But as a fan who was mesmerized by the 19-year-old back in 2010 and then again in Pakistan all one could hope is he goes onto play domestic leagues and scores truckloads of runs not knocking the door but bulldoze the door so that nobody can keep him out citing any reason.

Bhanuka seems to be that kid who is not happy with the system. It looks justifiable on surface. But history has shown those are the ones who go onto change the world. If Bhanuka turns out to be that person in Sri Lankan context it would be the ultimate high for any Sri Lankan fan and the fairy tale culmination to a career which never got what it deserved.

After all, as Saurav Ganguly recalls, when he was recalled to the Indian side under Greg Chappell after being ousted as skipper, he had to face a baptism of fire on the fiery venomous tracks of South Africa. He faced fire with fire and came out on top to find his place not only in Tests but also the World Cup squad in 2007 and bowed out in 2008 on a high. Only a few years before it seemed impossible. But history has shown nothing is impossible.

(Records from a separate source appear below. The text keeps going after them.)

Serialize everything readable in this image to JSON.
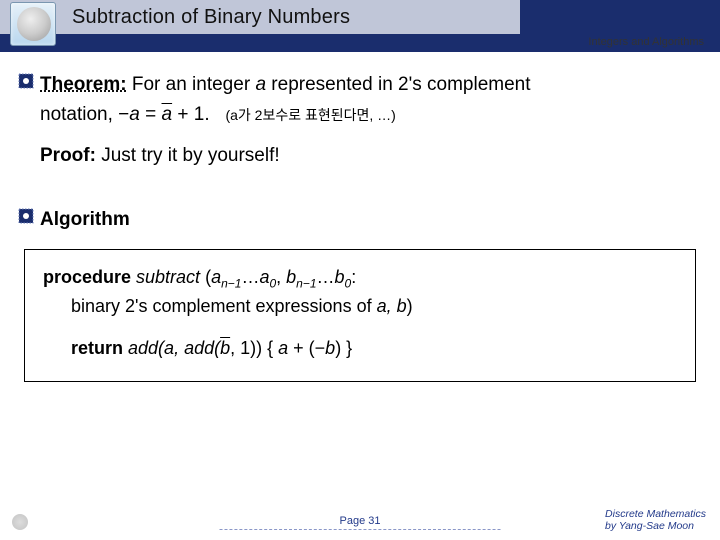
{
  "header": {
    "title": "Subtraction of Binary Numbers",
    "section": "Integers and Algorithms"
  },
  "theorem": {
    "label": "Theorem:",
    "text_1": "For an integer ",
    "var_a": "a",
    "text_2": " represented in 2's complement",
    "line2_pre": "notation, −",
    "line2_post": " = ",
    "line2_end": " + 1.",
    "note": "(a가 2보수로 표현된다면, …)"
  },
  "proof": {
    "label": "Proof:",
    "text": " Just try it by yourself!"
  },
  "algorithm": {
    "label": "Algorithm",
    "proc_kw": "procedure",
    "proc_name": " subtract ",
    "proc_args_open": "(",
    "a_var": "a",
    "a_sub1": "n−1",
    "ellipsis": "…",
    "a_sub0": "0",
    "comma": ", ",
    "b_var": "b",
    "b_sub1": "n−1",
    "b_sub0": "0",
    "proc_args_close": ":",
    "desc": "binary 2's complement expressions of ",
    "desc_vars": "a, b",
    "desc_close": ")",
    "return_kw": "return",
    "return_body_1": " add(",
    "return_body_2": ", add(",
    "return_body_3": ", 1))  { ",
    "return_body_4": " + (−",
    "return_body_5": ") }"
  },
  "footer": {
    "page": "Page 31",
    "credit1": "Discrete Mathematics",
    "credit2": "by Yang-Sae Moon"
  }
}
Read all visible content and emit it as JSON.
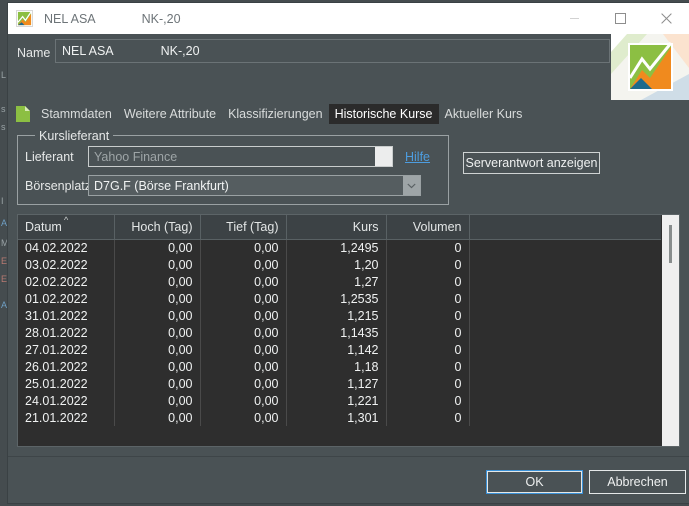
{
  "window": {
    "title_name": "NEL ASA",
    "title_sub": "NK-,20",
    "icon": "chart-app-icon",
    "controls": {
      "minimize": "minimize-icon",
      "maximize": "maximize-icon",
      "close": "close-icon"
    }
  },
  "header": {
    "name_label": "Name",
    "name_value": "NEL ASA",
    "name_value_sub": "NK-,20",
    "logo": "security-chart-logo"
  },
  "tabs": {
    "doc_icon": "document-icon",
    "items": [
      {
        "label": "Stammdaten",
        "active": false
      },
      {
        "label": "Weitere Attribute",
        "active": false
      },
      {
        "label": "Klassifizierungen",
        "active": false
      },
      {
        "label": "Historische Kurse",
        "active": true
      },
      {
        "label": "Aktueller Kurs",
        "active": false
      }
    ]
  },
  "kurslieferant": {
    "legend": "Kurslieferant",
    "lieferant_label": "Lieferant",
    "lieferant_value": "Yahoo Finance",
    "hilfe_link": "Hilfe",
    "boersenplatz_label": "Börsenplatz",
    "boersenplatz_value": "D7G.F (Börse Frankfurt)",
    "dropdown_arrow": "chevron-down-icon",
    "server_button": "Serverantwort anzeigen"
  },
  "table": {
    "sort_column": "Datum",
    "sort_direction": "ascending",
    "sort_caret": "^",
    "columns": [
      "Datum",
      "Hoch (Tag)",
      "Tief (Tag)",
      "Kurs",
      "Volumen",
      ""
    ],
    "rows": [
      [
        "04.02.2022",
        "0,00",
        "0,00",
        "1,2495",
        "0",
        ""
      ],
      [
        "03.02.2022",
        "0,00",
        "0,00",
        "1,20",
        "0",
        ""
      ],
      [
        "02.02.2022",
        "0,00",
        "0,00",
        "1,27",
        "0",
        ""
      ],
      [
        "01.02.2022",
        "0,00",
        "0,00",
        "1,2535",
        "0",
        ""
      ],
      [
        "31.01.2022",
        "0,00",
        "0,00",
        "1,215",
        "0",
        ""
      ],
      [
        "28.01.2022",
        "0,00",
        "0,00",
        "1,1435",
        "0",
        ""
      ],
      [
        "27.01.2022",
        "0,00",
        "0,00",
        "1,142",
        "0",
        ""
      ],
      [
        "26.01.2022",
        "0,00",
        "0,00",
        "1,18",
        "0",
        ""
      ],
      [
        "25.01.2022",
        "0,00",
        "0,00",
        "1,127",
        "0",
        ""
      ],
      [
        "24.01.2022",
        "0,00",
        "0,00",
        "1,221",
        "0",
        ""
      ],
      [
        "21.01.2022",
        "0,00",
        "0,00",
        "1,301",
        "0",
        ""
      ]
    ]
  },
  "footer": {
    "ok_label": "OK",
    "cancel_label": "Abbrechen"
  },
  "colors": {
    "window_bg": "#4a5255",
    "titlebar_bg": "#ffffff",
    "table_bg": "#2e2e2e",
    "table_header_bg": "#3c4245",
    "accent_focus": "#3b92d8",
    "link": "#4d9de0",
    "active_tab_bg": "#2b2b2b",
    "logo_green": "#8cbf43",
    "logo_orange": "#f08a1e",
    "logo_blue": "#1d6a8c"
  },
  "background_fragments": [
    "L",
    "s",
    "s",
    "I",
    "A",
    "M",
    "E",
    "E",
    "A"
  ]
}
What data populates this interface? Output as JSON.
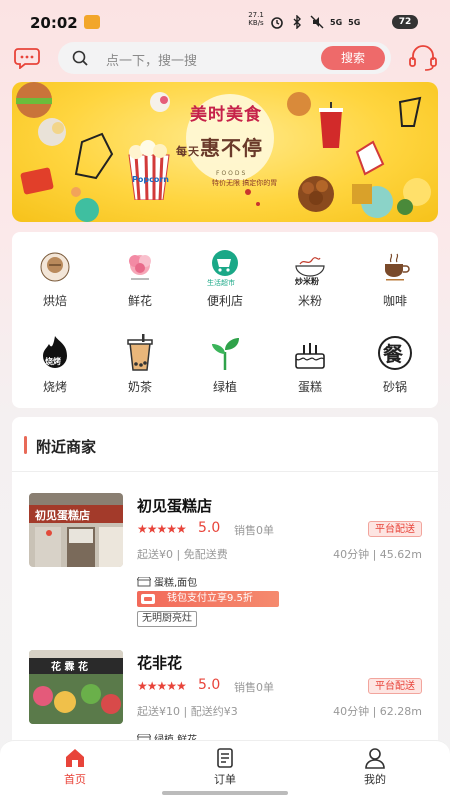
{
  "status_bar": {
    "time": "20:02",
    "net_speed_value": "27.1",
    "net_speed_unit": "KB/s",
    "signal_1": "5G",
    "signal_2": "5G",
    "battery": "72"
  },
  "header": {
    "search_placeholder": "点一下，搜一搜",
    "search_button": "搜索"
  },
  "banner": {
    "line1": "美时美食",
    "line2_small": "每天",
    "line2": "惠不停",
    "foods": "FOODS",
    "sub": "特价无限 搞定你的胃",
    "cup_text": "Popcorn"
  },
  "categories": [
    {
      "label": "烘焙",
      "icon": "bakery-icon"
    },
    {
      "label": "鲜花",
      "icon": "flower-icon"
    },
    {
      "label": "便利店",
      "icon": "convenience-store-icon"
    },
    {
      "label": "米粉",
      "icon": "rice-noodle-icon"
    },
    {
      "label": "咖啡",
      "icon": "coffee-icon"
    },
    {
      "label": "烧烤",
      "icon": "bbq-icon"
    },
    {
      "label": "奶茶",
      "icon": "milk-tea-icon"
    },
    {
      "label": "绿植",
      "icon": "plant-icon"
    },
    {
      "label": "蛋糕",
      "icon": "cake-icon"
    },
    {
      "label": "砂锅",
      "icon": "clay-pot-icon"
    }
  ],
  "category_icon_text": {
    "convenience": "生活超市",
    "noodle": "炒米粉",
    "bbq": "烧烤",
    "claypot": "餐"
  },
  "nearby": {
    "title": "附近商家",
    "stores": [
      {
        "name": "初见蛋糕店",
        "stars": "★★★★★",
        "rating": "5.0",
        "sales": "销售0单",
        "delivery_tag": "平台配送",
        "meta": "起送¥0 | 免配送费",
        "distance": "40分钟 | 45.62m",
        "categories": "蛋糕,面包",
        "promo": "钱包支付立享9.5折",
        "badge": "无明厨亮灶",
        "sign_text": "初见蛋糕店"
      },
      {
        "name": "花非花",
        "stars": "★★★★★",
        "rating": "5.0",
        "sales": "销售0单",
        "delivery_tag": "平台配送",
        "meta": "起送¥10 | 配送约¥3",
        "distance": "40分钟 | 62.28m",
        "categories": "绿植,鲜花",
        "sign_text": "花 霖 花"
      }
    ]
  },
  "bottom_nav": [
    {
      "label": "首页",
      "icon": "home-icon",
      "active": true
    },
    {
      "label": "订单",
      "icon": "order-icon",
      "active": false
    },
    {
      "label": "我的",
      "icon": "profile-icon",
      "active": false
    }
  ],
  "colors": {
    "accent": "#e8443a",
    "search_button": "#ee6a6a",
    "banner_yellow": "#ffd53f",
    "promo_red": "#f26a5a"
  }
}
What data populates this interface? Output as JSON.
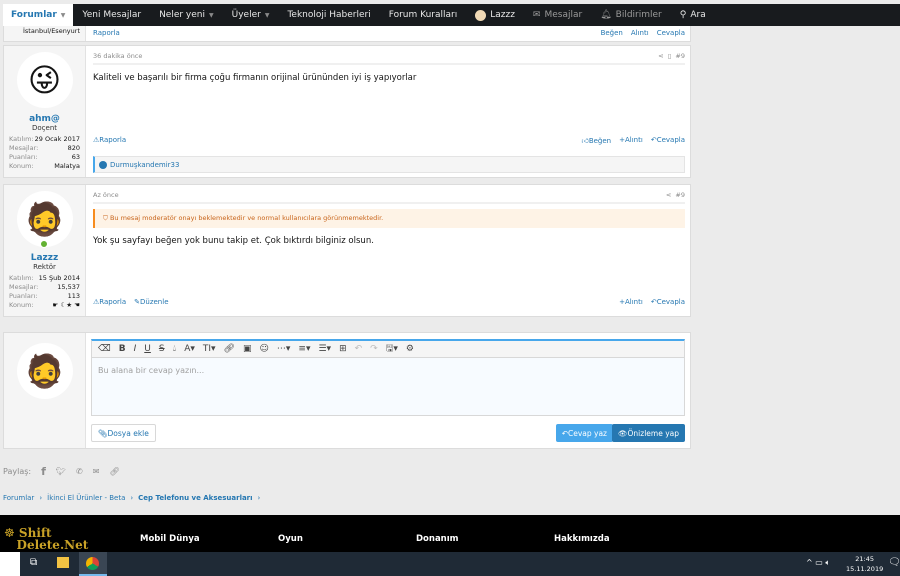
{
  "nav": {
    "items": [
      {
        "label": "Forumlar",
        "caret": true
      },
      {
        "label": "Yeni Mesajlar"
      },
      {
        "label": "Neler yeni",
        "caret": true
      },
      {
        "label": "Üyeler",
        "caret": true
      },
      {
        "label": "Teknoloji Haberleri"
      },
      {
        "label": "Forum Kuralları"
      }
    ],
    "user": "Lazzz",
    "messages": "Mesajlar",
    "alerts": "Bildirimler",
    "search": "Ara"
  },
  "prev_post": {
    "location": "İstanbul/Esenyurt",
    "report": "Raporla",
    "like": "Beğen",
    "quote": "Alıntı",
    "reply": "Cevapla"
  },
  "posts": [
    {
      "time": "36 dakika önce",
      "number": "#9",
      "user": "ahm@",
      "title": "Doçent",
      "stats": [
        [
          "Katılım:",
          "29 Ocak 2017"
        ],
        [
          "Mesajlar:",
          "820"
        ],
        [
          "Puanları:",
          "63"
        ],
        [
          "Konum:",
          "Malatya"
        ]
      ],
      "text": "Kaliteli ve başarılı bir firma çoğu firmanın orijinal ürününden iyi iş yapıyorlar",
      "report": "Raporla",
      "like": "Beğen",
      "quote": "Alıntı",
      "reply": "Cevapla",
      "liked_by": "Durmuşkandemir33"
    },
    {
      "time": "Az önce",
      "number": "#9",
      "user": "Lazzz",
      "title": "Rektör",
      "stats": [
        [
          "Katılım:",
          "15 Şub 2014"
        ],
        [
          "Mesajlar:",
          "15,537"
        ],
        [
          "Puanları:",
          "113"
        ],
        [
          "Konum:",
          "☛ ☾★ ☚"
        ]
      ],
      "warning": "Bu mesaj moderatör onayı beklemektedir ve normal kullanıcılara görünmemektedir.",
      "text": "Yok şu sayfayı beğen yok bunu takip et. Çok bıktırdı bilginiz olsun.",
      "report": "Raporla",
      "edit": "Düzenle",
      "quote": "Alıntı",
      "reply": "Cevapla"
    }
  ],
  "reply": {
    "placeholder": "Bu alana bir cevap yazın...",
    "attach": "Dosya ekle",
    "submit": "Cevap yaz",
    "preview": "Önizleme yap"
  },
  "share_label": "Paylaş:",
  "breadcrumb": [
    "Forumlar",
    "İkinci El Ürünler - Beta",
    "Cep Telefonu ve Aksesuarları"
  ],
  "footer": {
    "logo": "Shift Delete.Net",
    "cols": [
      "Mobil Dünya",
      "Oyun",
      "Donanım",
      "Hakkımızda"
    ]
  },
  "taskbar": {
    "time": "21:45",
    "date": "15.11.2019"
  }
}
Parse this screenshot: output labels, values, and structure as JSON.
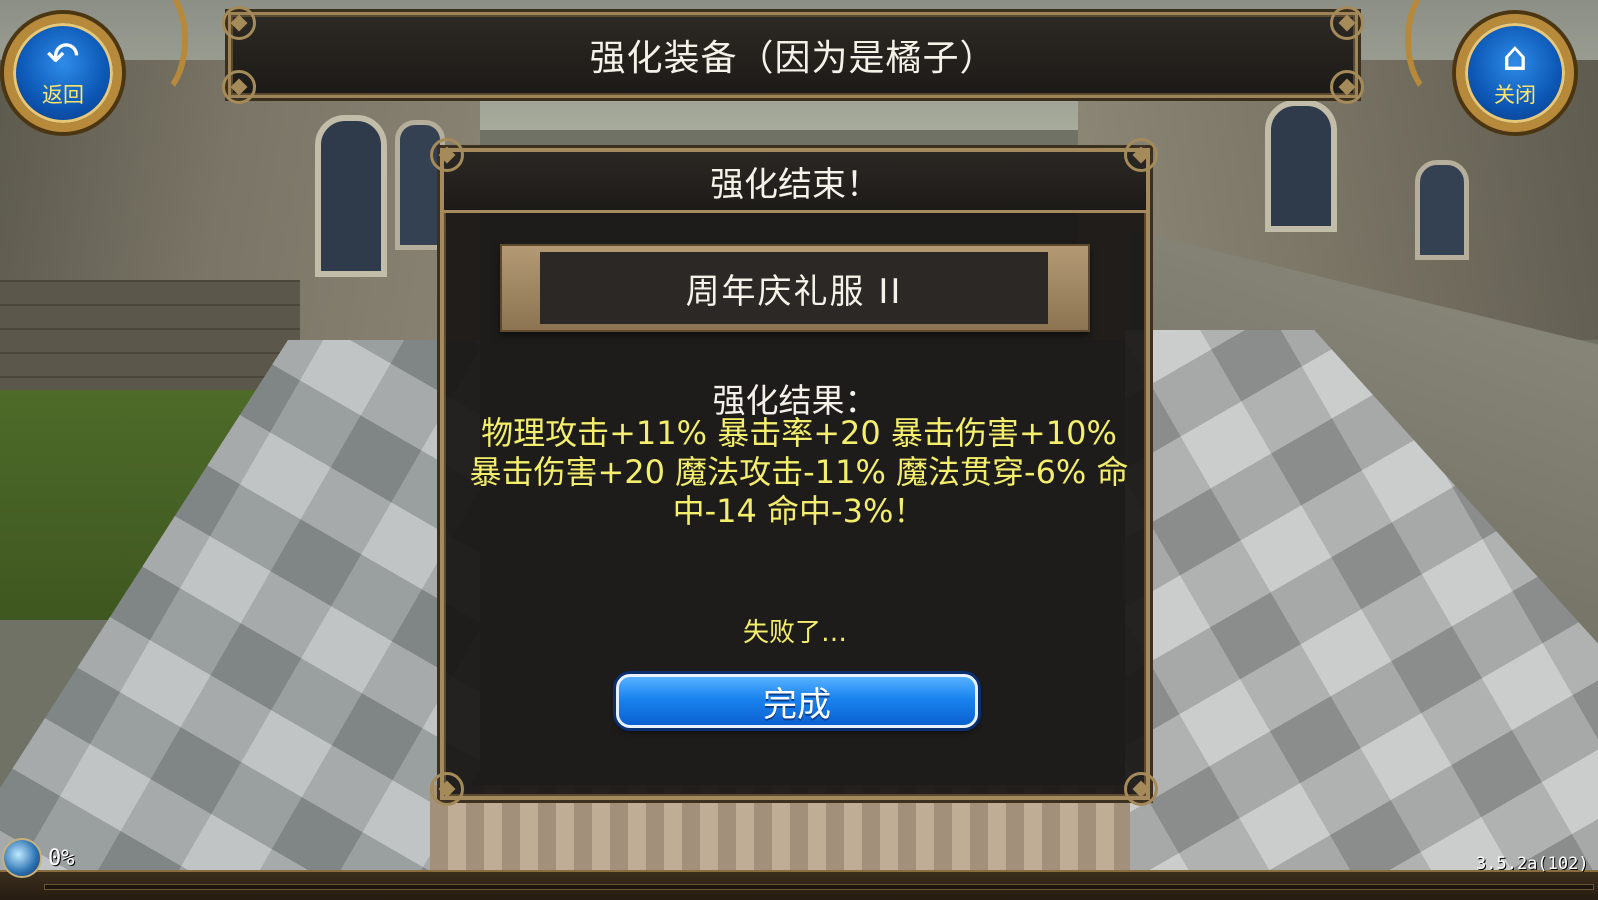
{
  "header": {
    "title": "强化装备（因为是橘子）",
    "back_button": {
      "icon": "return-arrow-icon",
      "label": "返回"
    },
    "close_button": {
      "icon": "home-icon",
      "label": "关闭"
    }
  },
  "dialog": {
    "title": "强化结束！",
    "item_name": "周年庆礼服 II",
    "result_label": "强化结果：",
    "result_text": "物理攻击+11% 暴击率+20 暴击伤害+10% 暴击伤害+20 魔法攻击-11% 魔法贯穿-6% 命中-14 命中-3%！",
    "status_text": "失败了…",
    "done_button": "完成"
  },
  "hud": {
    "exp_percent_text": "0%",
    "exp_fraction": 0.0,
    "version": "3.5.2a(102)"
  },
  "colors": {
    "accent_gold": "#a48a5d",
    "result_yellow": "#f3ee6c",
    "button_blue": "#1a84f0"
  }
}
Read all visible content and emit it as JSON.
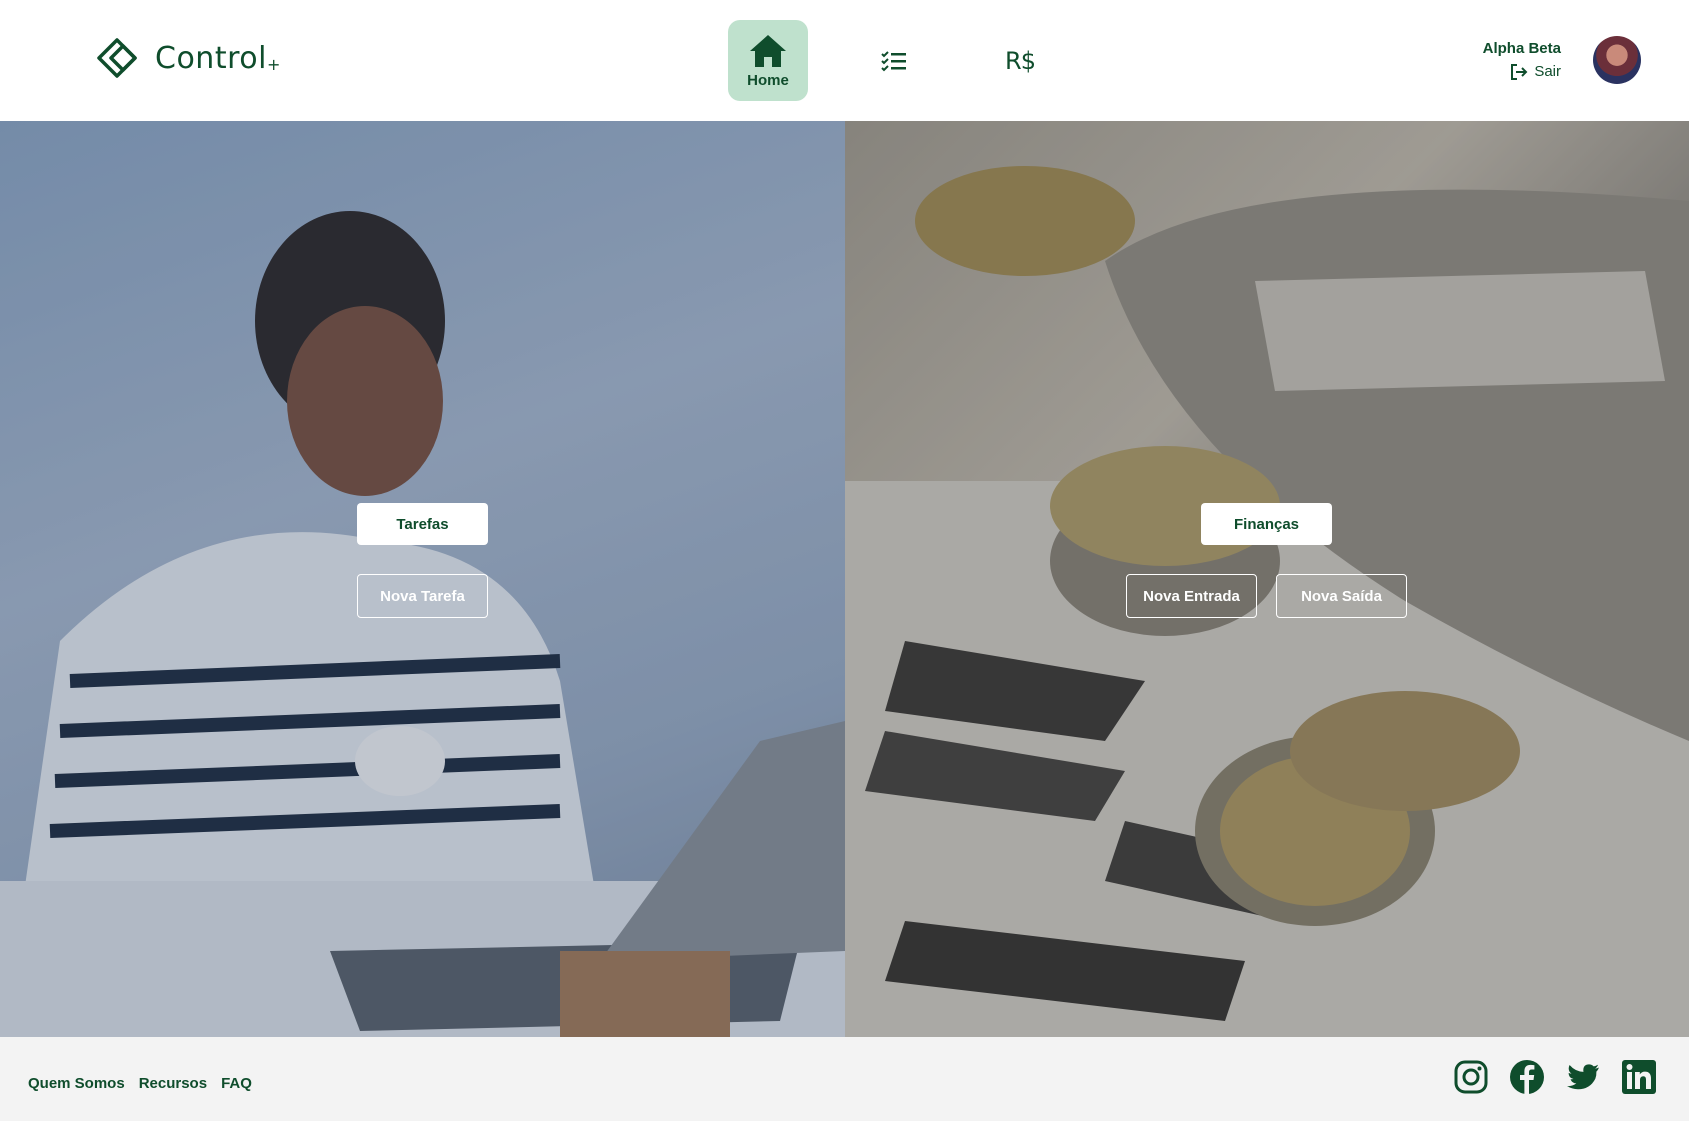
{
  "brand": {
    "name": "Control",
    "suffix": "+"
  },
  "nav": {
    "home_label": "Home",
    "finance_glyph": "R$"
  },
  "user": {
    "name": "Alpha Beta",
    "logout_label": "Sair"
  },
  "tasks": {
    "title": "Tarefas",
    "new_task": "Nova Tarefa"
  },
  "finance": {
    "title": "Finanças",
    "new_income": "Nova Entrada",
    "new_expense": "Nova Saída"
  },
  "footer": {
    "links": [
      "Quem Somos",
      "Recursos",
      "FAQ"
    ],
    "social": [
      "instagram-icon",
      "facebook-icon",
      "twitter-icon",
      "linkedin-icon"
    ]
  },
  "colors": {
    "accent": "#0f4d2c",
    "active_nav_bg": "#bfe1cd",
    "footer_bg": "#f3f3f3"
  }
}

Bhanuka Rajapaksa has dished out a welcome, audacious stream of words which has created a stir. Now he would have to perform way more than what he would have had to prior to his outbursts. It will be interesting to see how he emerges out of this. But as a Sri Lankan fan all one could wish is that the nonchalance mixed with aggression in Bhanuka’s batting will be seen for years to come.


(This writer’s blogs can be found at “Cricketing Perspectives” on Facebook)

Continue Reading
Click to comment

Leave a Reply

Your email address will not be published. Required fields are marked *


Navy men and women record wins at Inter Club rugby matches



The men’s and women’s rugby teams of the Navy secured two more wins in their encounters over the Air Force in the Sri Lanka Rugby Nippon Paint Inter Club League Rugby Tournament at the Navy Rugby Ground, Welisara.

Navy men scored a thrilling 32-31 victory over Air Force where T.M. Weerasinghe added points through three conversions and two penalties. Further, S.J.F. Gregory, R.A.N.U. Perera, M.A.F.M. Mushin and G.D.J. Laksara also made a try each.

In the meantime, Navy women recorded a comprehensive 55-0 win over their Air Force counterparts. In this encounter, A.H.S. Madumali scored three tries and collected points through five conversions. In addition, R.S.H. Kumari scored two tries and P. Dilani, M.R. Kumudumalee, G.G. Randunu and W.R.W. Vithana too scored a try each.

Continue Reading


Dinara, Sajida win first-round matches



ITF Junior Circuit Week I Tournament

Dinara de Silva and Sajida Razick won their respective first-round matches of the ITF Junior Circuit Week I tournament which commenced at the Sri Lanka Tennis Association courts on Monday.

De Silva beat Silvia Caliman of Spain 6-4, 6-2 to advance to the second round and Sajida Razick overcame India’s Gagana Mohal with a 3-6, 6-3, 6-4 win in her match.

The tournament is set to conclude on February 5.

Continue Reading


St. Anthony’s in command against Ananda



Under 19 Cricket

Kaveesha Piyumal and Induwara Galapitage shocked Ananda sharing six wickets between them as St. Anthony’s, Katugastota contained the home team to 56 for eight wickets at stumps after posting a commanding 268 on day one of the Under 19 traditional match at Ananda Mawatha on Monday.

Mohomed Aaqil (73) and Kavindu Shehan (46) gave the hosts an ideal start adding 90 runs for the first wicket after they decided to bat first. Lahiru Abeysinghe, Rayan Anthonyzs and Janith Rathnasiri then made vital contributions for them to reach 268 runs.

In their essay home team were rocked by the visitors as Piyumal grabbed for wickets for 17 runs to rattle the middle order.


St. Anthony’s

268 all out in 54 overs (Mohomed Aaqil 73, Kavindu Shehan 46, Lahiru Abeysinghe 47, Rayan Anthonyzs 27, Janith Rathnasiri 36, Charuka Ekanayake 21; Kithma Sithmal 3/86, Ashinsa Nainayake 2/57, Ayesh Shashimal 5/40)


56 for 8 in 32 overs (Kaveesha Piyumal 4/17, Induwara Galapitage 2/11) (RF)

Continue Reading